Rising gas prices affect our national health for the better?

Do rising gas prices affect our lives?

Researcher Christopher Steiner thinks the higher price of gas does affect our lives--for the better:
The United States, by just about any measure, has managed to make itself fat. Since 1979, the percentage of U.S. adults who can be classified as obese--the condition of weighing substantially more than the medical optimum--has risen from 15.1% to 32.2%. That’s more than a doubling, an astounding rate of change. Moreover, a full two-thirds of American adults are now overweight, perhaps on their way to becoming medically obese. Our fatness costs us a lot of money: $117 billion per year in early mortality and extra medical expenses, according to the U.S. Department of Health and Human Services. . . . And, of course, our fatness costs lives: 112,000 deaths related to complications and diseases stemming from obesity. That’s the same number of people who live in Ann Arbor, Mich., or Peoria, Ill., people who die every year because they’re fat.

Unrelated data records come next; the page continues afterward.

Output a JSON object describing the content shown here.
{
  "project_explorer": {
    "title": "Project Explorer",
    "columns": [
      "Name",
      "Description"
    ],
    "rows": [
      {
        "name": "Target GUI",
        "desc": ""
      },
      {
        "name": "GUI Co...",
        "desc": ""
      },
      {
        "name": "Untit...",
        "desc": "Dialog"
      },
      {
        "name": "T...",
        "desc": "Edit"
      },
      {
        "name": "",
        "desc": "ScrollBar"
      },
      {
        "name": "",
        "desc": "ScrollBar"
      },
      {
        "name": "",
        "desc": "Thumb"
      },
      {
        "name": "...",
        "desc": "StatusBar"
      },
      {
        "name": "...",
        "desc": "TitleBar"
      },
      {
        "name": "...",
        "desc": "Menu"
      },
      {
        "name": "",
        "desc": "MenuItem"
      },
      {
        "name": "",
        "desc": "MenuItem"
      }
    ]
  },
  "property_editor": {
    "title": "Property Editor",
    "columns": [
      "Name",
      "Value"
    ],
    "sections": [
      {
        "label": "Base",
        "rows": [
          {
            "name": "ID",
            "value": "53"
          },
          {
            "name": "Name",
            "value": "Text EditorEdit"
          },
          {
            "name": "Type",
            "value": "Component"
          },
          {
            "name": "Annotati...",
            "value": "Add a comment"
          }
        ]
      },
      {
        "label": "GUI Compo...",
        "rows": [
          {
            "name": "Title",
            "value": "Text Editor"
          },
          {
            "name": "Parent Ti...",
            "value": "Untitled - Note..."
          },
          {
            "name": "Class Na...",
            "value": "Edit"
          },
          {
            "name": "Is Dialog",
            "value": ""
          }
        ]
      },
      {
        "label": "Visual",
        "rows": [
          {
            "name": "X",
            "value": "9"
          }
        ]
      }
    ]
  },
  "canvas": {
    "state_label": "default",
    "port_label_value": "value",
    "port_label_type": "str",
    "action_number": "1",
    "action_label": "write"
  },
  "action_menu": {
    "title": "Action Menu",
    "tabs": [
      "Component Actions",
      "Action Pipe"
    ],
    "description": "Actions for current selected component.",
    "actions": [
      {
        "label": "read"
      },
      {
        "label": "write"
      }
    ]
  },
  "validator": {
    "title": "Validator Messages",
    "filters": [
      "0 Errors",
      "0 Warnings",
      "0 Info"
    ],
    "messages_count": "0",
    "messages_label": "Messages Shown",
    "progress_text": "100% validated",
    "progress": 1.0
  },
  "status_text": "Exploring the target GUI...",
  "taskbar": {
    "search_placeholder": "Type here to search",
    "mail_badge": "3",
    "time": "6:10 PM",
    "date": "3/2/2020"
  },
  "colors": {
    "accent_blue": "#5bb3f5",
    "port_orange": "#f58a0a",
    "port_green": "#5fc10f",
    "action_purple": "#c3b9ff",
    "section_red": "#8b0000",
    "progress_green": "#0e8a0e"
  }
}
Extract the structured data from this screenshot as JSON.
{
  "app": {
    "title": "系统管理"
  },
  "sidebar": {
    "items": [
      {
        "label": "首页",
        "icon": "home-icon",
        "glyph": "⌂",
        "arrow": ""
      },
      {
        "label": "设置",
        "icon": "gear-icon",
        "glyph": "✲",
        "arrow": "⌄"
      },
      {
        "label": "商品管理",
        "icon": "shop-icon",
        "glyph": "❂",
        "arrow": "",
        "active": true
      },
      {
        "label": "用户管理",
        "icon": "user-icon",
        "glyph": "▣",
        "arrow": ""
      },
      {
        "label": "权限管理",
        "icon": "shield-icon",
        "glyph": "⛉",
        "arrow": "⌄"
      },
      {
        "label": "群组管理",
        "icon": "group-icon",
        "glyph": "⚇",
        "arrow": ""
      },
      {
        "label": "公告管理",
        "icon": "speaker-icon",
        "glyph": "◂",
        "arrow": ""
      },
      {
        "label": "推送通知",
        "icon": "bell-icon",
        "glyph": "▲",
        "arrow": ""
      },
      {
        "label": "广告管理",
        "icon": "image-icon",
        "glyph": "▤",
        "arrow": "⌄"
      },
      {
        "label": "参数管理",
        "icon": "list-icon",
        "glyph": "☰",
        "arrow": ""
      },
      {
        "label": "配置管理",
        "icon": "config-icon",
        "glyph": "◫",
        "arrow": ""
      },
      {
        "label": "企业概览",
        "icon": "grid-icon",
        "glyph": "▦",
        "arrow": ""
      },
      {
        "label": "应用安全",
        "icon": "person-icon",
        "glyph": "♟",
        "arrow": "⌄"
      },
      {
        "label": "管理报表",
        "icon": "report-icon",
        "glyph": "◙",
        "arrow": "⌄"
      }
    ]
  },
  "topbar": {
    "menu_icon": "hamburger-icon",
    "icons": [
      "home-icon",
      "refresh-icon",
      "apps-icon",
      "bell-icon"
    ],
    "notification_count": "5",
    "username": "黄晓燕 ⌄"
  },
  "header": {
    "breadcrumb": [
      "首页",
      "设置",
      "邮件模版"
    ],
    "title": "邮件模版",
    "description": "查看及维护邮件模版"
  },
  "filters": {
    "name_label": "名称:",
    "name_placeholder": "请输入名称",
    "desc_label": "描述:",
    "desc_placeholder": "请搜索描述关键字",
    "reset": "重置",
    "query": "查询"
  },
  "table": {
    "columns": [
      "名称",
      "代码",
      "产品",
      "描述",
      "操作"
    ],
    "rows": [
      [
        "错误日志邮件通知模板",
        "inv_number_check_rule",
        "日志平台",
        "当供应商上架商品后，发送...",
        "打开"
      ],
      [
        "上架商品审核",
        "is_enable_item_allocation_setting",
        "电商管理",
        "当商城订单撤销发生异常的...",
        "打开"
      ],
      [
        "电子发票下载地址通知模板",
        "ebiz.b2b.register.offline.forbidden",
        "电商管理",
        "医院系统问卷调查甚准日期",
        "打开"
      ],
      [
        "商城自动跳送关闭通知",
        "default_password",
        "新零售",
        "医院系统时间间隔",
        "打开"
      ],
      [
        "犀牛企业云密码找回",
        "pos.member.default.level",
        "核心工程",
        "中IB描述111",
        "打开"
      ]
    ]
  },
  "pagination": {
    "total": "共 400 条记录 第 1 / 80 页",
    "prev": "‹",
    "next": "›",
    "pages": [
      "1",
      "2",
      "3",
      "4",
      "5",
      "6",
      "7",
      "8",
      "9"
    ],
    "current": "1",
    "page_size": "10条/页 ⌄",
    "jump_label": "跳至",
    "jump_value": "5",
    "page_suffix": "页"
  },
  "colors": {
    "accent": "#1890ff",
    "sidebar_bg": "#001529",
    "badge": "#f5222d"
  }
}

There’s a bevy of factors behind the surging waistlines of Americans: processed foods, television, videogames, computers, fewer laborious jobs, more service-oriented jobs. But one factor floats just below the oily surface of our largesse: cheap gas.

Charles Courtemanche, an economist at the University of North Carolina at Greensboro, has produced a study suggesting that permanent hikes in gas prices may slash obesity rates. The amount is hardly nominal: A sustained $1 increase in the price of a gallon of gasoline equals a 10% dip in the nation’s obesity rate--that’s about 9 million fewer obese people clogging up health care systems and costing society (and themselves) money. . . .

Courtemanche found evidence in his data that rising gas prices resulted in more Americans walking and more Americans bicycling. Perhaps just as important, he noticed that, as gas prices increase, people eat out at restaurants less. In addition to more strolling and cycling, people use public transportation more, Courtemanche says, and that, too, burns far more calories than sitting in a bucket driver’s seat, sipping coffee, and flipping through radio channels. People who use subways, buses, trolleys or commuter rail services need to get to and from mass transit stops, and that probably means more walking on both ends. A $1 rise in gas means 11,000 fewer lives lost to obesity-related causes and $11 billion per year saved on health costs, Courtemanche says.
Read the whole article here or find out more about Steiner's book here.

What do you think? Are higher gas prices actually good for us? Is there any way we could get the benefits Steiner points out without having to put up with higher gas prices? Leave a comment in the comments section below with your thoughts . . .